Web page and app entries
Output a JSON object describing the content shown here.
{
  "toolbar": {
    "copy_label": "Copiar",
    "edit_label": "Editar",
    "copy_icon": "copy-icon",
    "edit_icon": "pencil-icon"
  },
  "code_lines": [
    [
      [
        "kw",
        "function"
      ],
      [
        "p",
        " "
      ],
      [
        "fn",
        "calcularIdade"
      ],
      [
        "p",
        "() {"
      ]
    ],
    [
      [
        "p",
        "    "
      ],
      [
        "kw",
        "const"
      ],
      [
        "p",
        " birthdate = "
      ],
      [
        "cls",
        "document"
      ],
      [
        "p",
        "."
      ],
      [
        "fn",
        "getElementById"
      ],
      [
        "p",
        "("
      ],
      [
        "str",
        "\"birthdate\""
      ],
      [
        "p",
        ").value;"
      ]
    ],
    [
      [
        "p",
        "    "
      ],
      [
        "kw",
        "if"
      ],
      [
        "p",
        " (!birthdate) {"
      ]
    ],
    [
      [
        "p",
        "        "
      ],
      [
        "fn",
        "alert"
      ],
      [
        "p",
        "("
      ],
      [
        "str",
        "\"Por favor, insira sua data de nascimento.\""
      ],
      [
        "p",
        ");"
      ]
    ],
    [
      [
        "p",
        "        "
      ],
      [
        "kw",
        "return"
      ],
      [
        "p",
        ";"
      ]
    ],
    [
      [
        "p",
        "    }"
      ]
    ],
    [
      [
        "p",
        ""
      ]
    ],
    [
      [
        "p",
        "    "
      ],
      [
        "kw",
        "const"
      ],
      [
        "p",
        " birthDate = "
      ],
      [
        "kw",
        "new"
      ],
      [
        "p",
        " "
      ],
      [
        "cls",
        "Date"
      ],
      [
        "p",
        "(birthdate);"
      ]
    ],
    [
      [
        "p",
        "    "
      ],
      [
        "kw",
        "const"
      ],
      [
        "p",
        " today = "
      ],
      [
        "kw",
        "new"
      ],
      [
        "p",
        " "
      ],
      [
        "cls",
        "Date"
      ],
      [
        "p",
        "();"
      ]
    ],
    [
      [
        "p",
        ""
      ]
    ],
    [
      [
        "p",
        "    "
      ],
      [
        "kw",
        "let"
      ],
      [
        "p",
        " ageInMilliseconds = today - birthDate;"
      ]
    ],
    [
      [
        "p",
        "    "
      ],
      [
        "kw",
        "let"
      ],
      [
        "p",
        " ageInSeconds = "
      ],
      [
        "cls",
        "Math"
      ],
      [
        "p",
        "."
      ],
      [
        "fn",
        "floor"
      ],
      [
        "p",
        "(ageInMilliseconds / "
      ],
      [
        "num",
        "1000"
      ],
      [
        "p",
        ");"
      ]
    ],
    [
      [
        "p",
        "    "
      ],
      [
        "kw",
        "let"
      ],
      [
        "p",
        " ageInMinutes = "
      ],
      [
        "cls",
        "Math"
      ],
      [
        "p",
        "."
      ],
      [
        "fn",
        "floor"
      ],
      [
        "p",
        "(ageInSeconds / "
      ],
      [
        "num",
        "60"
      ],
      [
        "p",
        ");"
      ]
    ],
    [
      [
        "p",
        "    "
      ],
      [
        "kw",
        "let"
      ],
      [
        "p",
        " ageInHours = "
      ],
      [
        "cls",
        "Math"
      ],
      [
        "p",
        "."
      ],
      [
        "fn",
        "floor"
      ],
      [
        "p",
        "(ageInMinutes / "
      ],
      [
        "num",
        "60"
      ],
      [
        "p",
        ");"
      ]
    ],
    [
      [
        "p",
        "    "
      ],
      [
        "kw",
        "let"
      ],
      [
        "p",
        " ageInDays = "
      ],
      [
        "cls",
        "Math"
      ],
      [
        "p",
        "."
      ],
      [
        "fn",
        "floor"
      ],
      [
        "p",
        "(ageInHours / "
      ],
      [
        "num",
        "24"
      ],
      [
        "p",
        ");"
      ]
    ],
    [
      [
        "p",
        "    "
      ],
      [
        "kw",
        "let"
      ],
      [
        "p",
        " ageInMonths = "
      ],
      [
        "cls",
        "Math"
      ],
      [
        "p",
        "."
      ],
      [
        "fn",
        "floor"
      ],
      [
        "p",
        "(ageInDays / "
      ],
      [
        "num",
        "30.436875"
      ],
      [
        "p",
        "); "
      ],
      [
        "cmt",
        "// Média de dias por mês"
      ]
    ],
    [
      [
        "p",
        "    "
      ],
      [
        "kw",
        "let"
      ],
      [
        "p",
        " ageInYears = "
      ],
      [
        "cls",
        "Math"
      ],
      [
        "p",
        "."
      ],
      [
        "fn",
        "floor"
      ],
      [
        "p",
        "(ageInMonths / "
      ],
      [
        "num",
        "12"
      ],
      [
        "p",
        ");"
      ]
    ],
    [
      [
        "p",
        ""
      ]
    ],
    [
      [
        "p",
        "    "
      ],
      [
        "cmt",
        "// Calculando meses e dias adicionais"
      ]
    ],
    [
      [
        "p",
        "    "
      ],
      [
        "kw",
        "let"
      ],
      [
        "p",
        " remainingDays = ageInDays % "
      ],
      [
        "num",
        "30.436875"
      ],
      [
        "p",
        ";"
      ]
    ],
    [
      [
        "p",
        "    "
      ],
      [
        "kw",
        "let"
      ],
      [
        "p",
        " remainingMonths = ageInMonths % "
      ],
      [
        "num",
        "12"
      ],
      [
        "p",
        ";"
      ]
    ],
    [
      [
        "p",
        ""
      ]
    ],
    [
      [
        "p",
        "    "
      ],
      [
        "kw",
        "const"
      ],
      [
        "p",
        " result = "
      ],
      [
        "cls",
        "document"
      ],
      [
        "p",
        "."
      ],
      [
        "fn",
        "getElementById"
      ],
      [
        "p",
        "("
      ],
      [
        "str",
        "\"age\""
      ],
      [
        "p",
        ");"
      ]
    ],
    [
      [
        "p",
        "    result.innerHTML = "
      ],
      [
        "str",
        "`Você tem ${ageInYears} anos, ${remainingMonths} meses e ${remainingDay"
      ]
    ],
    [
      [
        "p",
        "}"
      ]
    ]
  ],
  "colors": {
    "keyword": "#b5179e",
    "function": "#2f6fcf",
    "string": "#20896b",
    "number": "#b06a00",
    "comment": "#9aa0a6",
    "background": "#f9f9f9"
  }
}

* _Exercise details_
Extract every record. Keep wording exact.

* _Problem solution_
Output a JSON object describing the content shown here.
{
  "toolbar": {
    "copy_label": "Copiar",
    "edit_label": "Editar",
    "copy_icon": "copy-icon",
    "edit_icon": "pencil-icon"
  },
  "code_lines": [
    [
      [
        "kw",
        "function"
      ],
      [
        "p",
        " "
      ],
      [
        "fn",
        "calcularIdade"
      ],
      [
        "p",
        "() {"
      ]
    ],
    [
      [
        "p",
        "    "
      ],
      [
        "kw",
        "const"
      ],
      [
        "p",
        " birthdate = "
      ],
      [
        "cls",
        "document"
      ],
      [
        "p",
        "."
      ],
      [
        "fn",
        "getElementById"
      ],
      [
        "p",
        "("
      ],
      [
        "str",
        "\"birthdate\""
      ],
      [
        "p",
        ").value;"
      ]
    ],
    [
      [
        "p",
        "    "
      ],
      [
        "kw",
        "if"
      ],
      [
        "p",
        " (!birthdate) {"
      ]
    ],
    [
      [
        "p",
        "        "
      ],
      [
        "fn",
        "alert"
      ],
      [
        "p",
        "("
      ],
      [
        "str",
        "\"Por favor, insira sua data de nascimento.\""
      ],
      [
        "p",
        ");"
      ]
    ],
    [
      [
        "p",
        "        "
      ],
      [
        "kw",
        "return"
      ],
      [
        "p",
        ";"
      ]
    ],
    [
      [
        "p",
        "    }"
      ]
    ],
    [
      [
        "p",
        ""
      ]
    ],
    [
      [
        "p",
        "    "
      ],
      [
        "kw",
        "const"
      ],
      [
        "p",
        " birthDate = "
      ],
      [
        "kw",
        "new"
      ],
      [
        "p",
        " "
      ],
      [
        "cls",
        "Date"
      ],
      [
        "p",
        "(birthdate);"
      ]
    ],
    [
      [
        "p",
        "    "
      ],
      [
        "kw",
        "const"
      ],
      [
        "p",
        " today = "
      ],
      [
        "kw",
        "new"
      ],
      [
        "p",
        " "
      ],
      [
        "cls",
        "Date"
      ],
      [
        "p",
        "();"
      ]
    ],
    [
      [
        "p",
        ""
      ]
    ],
    [
      [
        "p",
        "    "
      ],
      [
        "kw",
        "let"
      ],
      [
        "p",
        " ageInMilliseconds = today - birthDate;"
      ]
    ],
    [
      [
        "p",
        "    "
      ],
      [
        "kw",
        "let"
      ],
      [
        "p",
        " ageInSeconds = "
      ],
      [
        "cls",
        "Math"
      ],
      [
        "p",
        "."
      ],
      [
        "fn",
        "floor"
      ],
      [
        "p",
        "(ageInMilliseconds / "
      ],
      [
        "num",
        "1000"
      ],
      [
        "p",
        ");"
      ]
    ],
    [
      [
        "p",
        "    "
      ],
      [
        "kw",
        "let"
      ],
      [
        "p",
        " ageInMinutes = "
      ],
      [
        "cls",
        "Math"
      ],
      [
        "p",
        "."
      ],
      [
        "fn",
        "floor"
      ],
      [
        "p",
        "(ageInSeconds / "
      ],
      [
        "num",
        "60"
      ],
      [
        "p",
        ");"
      ]
    ],
    [
      [
        "p",
        "    "
      ],
      [
        "kw",
        "let"
      ],
      [
        "p",
        " ageInHours = "
      ],
      [
        "cls",
        "Math"
      ],
      [
        "p",
        "."
      ],
      [
        "fn",
        "floor"
      ],
      [
        "p",
        "(ageInMinutes / "
      ],
      [
        "num",
        "60"
      ],
      [
        "p",
        ");"
      ]
    ],
    [
      [
        "p",
        "    "
      ],
      [
        "kw",
        "let"
      ],
      [
        "p",
        " ageInDays = "
      ],
      [
        "cls",
        "Math"
      ],
      [
        "p",
        "."
      ],
      [
        "fn",
        "floor"
      ],
      [
        "p",
        "(ageInHours / "
      ],
      [
        "num",
        "24"
      ],
      [
        "p",
        ");"
      ]
    ],
    [
      [
        "p",
        "    "
      ],
      [
        "kw",
        "let"
      ],
      [
        "p",
        " ageInMonths = "
      ],
      [
        "cls",
        "Math"
      ],
      [
        "p",
        "."
      ],
      [
        "fn",
        "floor"
      ],
      [
        "p",
        "(ageInDays / "
      ],
      [
        "num",
        "30.436875"
      ],
      [
        "p",
        "); "
      ],
      [
        "cmt",
        "// Média de dias por mês"
      ]
    ],
    [
      [
        "p",
        "    "
      ],
      [
        "kw",
        "let"
      ],
      [
        "p",
        " ageInYears = "
      ],
      [
        "cls",
        "Math"
      ],
      [
        "p",
        "."
      ],
      [
        "fn",
        "floor"
      ],
      [
        "p",
        "(ageInMonths / "
      ],
      [
        "num",
        "12"
      ],
      [
        "p",
        ");"
      ]
    ],
    [
      [
        "p",
        ""
      ]
    ],
    [
      [
        "p",
        "    "
      ],
      [
        "cmt",
        "// Calculando meses e dias adicionais"
      ]
    ],
    [
      [
        "p",
        "    "
      ],
      [
        "kw",
        "let"
      ],
      [
        "p",
        " remainingDays = ageInDays % "
      ],
      [
        "num",
        "30.436875"
      ],
      [
        "p",
        ";"
      ]
    ],
    [
      [
        "p",
        "    "
      ],
      [
        "kw",
        "let"
      ],
      [
        "p",
        " remainingMonths = ageInMonths % "
      ],
      [
        "num",
        "12"
      ],
      [
        "p",
        ";"
      ]
    ],
    [
      [
        "p",
        ""
      ]
    ],
    [
      [
        "p",
        "    "
      ],
      [
        "kw",
        "const"
      ],
      [
        "p",
        " result = "
      ],
      [
        "cls",
        "document"
      ],
      [
        "p",
        "."
      ],
      [
        "fn",
        "getElementById"
      ],
      [
        "p",
        "("
      ],
      [
        "str",
        "\"age\""
      ],
      [
        "p",
        ");"
      ]
    ],
    [
      [
        "p",
        "    result.innerHTML = "
      ],
      [
        "str",
        "`Você tem ${ageInYears} anos, ${remainingMonths} meses e ${remainingDay"
      ]
    ],
    [
      [
        "p",
        "}"
      ]
    ]
  ],
  "colors": {
    "keyword": "#b5179e",
    "function": "#2f6fcf",
    "string": "#20896b",
    "number": "#b06a00",
    "comment": "#9aa0a6",
    "background": "#f9f9f9"
  }
}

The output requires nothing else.